Not Your Father's Talmud

Rabbi Adam Chalom of Kol Hadash Humanistic Congregation in suburban Chicago explores the Talmud from a Humanistic perspective, one page a day.

Location: Highland Park, Illinois, United States

Rabbi Adam Chalom is the Rabbi of Kol Hadash Humanistic Congregation in suburban Chicago. He is also the Assistant Dean for the International Institute for Secular Humanistic Judaism.

Saturday, June 18, 2005

Outside the Box - Shabbat 47

Jewish culture has always had fruitful interactions with its non-Jewish surroundings. Exhibit A on today’s page is the originator of a tradition – a chain of rabbis 5 removed from the actual event relies on the authority of testimony by “Rabbi Romanus.” For all the official enmity between the rabbis and Roman/Hellenistic culture, obviously there was some interchange if a rabbi could be named Romanus! There have been many studies done comparing Talmudic dialectical argument to Hellenistic philosophy, and there are over 2500 terms of Greek linguistic origin in the Talmud (cited in Louis Feldman, Jew and Gentile in the Ancient World, 1993, p31). Even if those terms are rare in theological, literary, or philosophical discussions, their prevalence in areas of government, society, and personal behavior indicates a profound linguistic and social interaction.

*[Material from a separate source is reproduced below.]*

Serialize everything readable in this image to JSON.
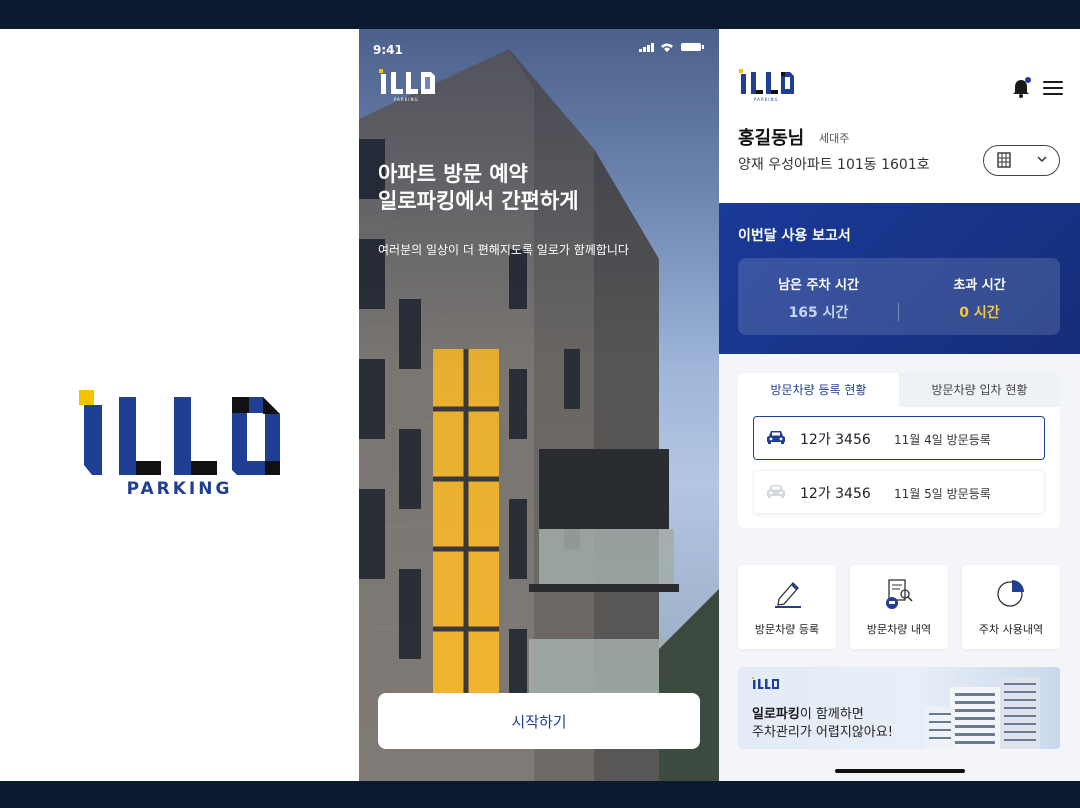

Another interesting detail demonstrated in today’s page is the ability of the rabbis to come up with ways around strict yes or no answers. You would think that behavior would simply be defined as “do this” or “don’t do that,” but the rabbis are very creative in refining these categories. Here they consider the case of assembling a bed –the sockets for the legs or the legs themselves should not be inserted, but if they are inserted the individual is not liable for a sin offering. But it is still forbidden to do it! This concept of patur aval asur [exempt but forbidden] runs the risk of becoming a rule without any penalties other than “I’d be very disappointed in you.” Yet it also provides for shadings of grey in behavior – something could be forbidden and liable for punishment, or forbidden but exempt, or permitted. And this is independent of considering whether an action was intentional or not!

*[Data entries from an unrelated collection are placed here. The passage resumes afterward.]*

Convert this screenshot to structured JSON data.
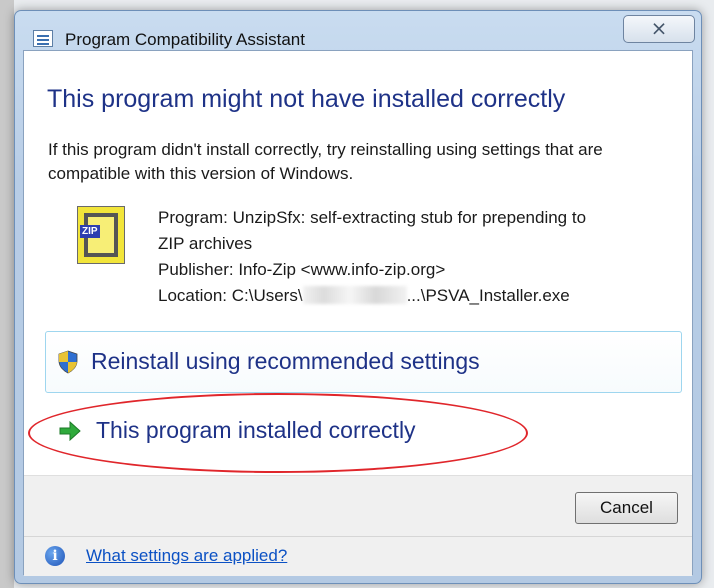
{
  "window": {
    "title": "Program Compatibility Assistant",
    "close_glyph": "⨯"
  },
  "main": {
    "heading": "This program might not have installed correctly",
    "description": "If this program didn't install correctly, try reinstalling using settings that are compatible with this version of Windows."
  },
  "program": {
    "icon": "zip-archive-icon",
    "name_line1": "Program: UnzipSfx: self-extracting stub for prepending to",
    "name_line2": "ZIP archives",
    "publisher": "Publisher: Info-Zip <www.info-zip.org>",
    "location_prefix": "Location: C:\\Users\\",
    "location_suffix": "...\\PSVA_Installer.exe",
    "zip_label": "ZIP"
  },
  "options": {
    "reinstall_label": "Reinstall using recommended settings",
    "installed_label": "This program installed correctly"
  },
  "buttons": {
    "cancel": "Cancel"
  },
  "footer": {
    "info_glyph": "i",
    "link": "What settings are applied?"
  },
  "colors": {
    "heading_blue": "#1e3287",
    "link_blue": "#0b51c4",
    "annotation_red": "#e0262b"
  }
}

The best example of new options is Rabban Shimon ben Gamliel, who says if the legs are loose, it is permitted. Who would have thought outside the box to come up with another option beyond inserting the legs or not? Or that shoddy workmanship could exempt you from a sin offering? The best parallel I can think of to this in modern Jewish life is how Israeli parliament votes take place. You would think there could be three options: yes, no, or abstain. But at every sensitive vote, certain legislators use the “outside the box” option – they are absent. I know that this strategy is not unique to or created by Jews, but just as Hellenistic vocabulary and argument have found their way into the Talmud and inform Jewish identity, so too have parliamentary maneuvers.

Rabbi Adam Chalom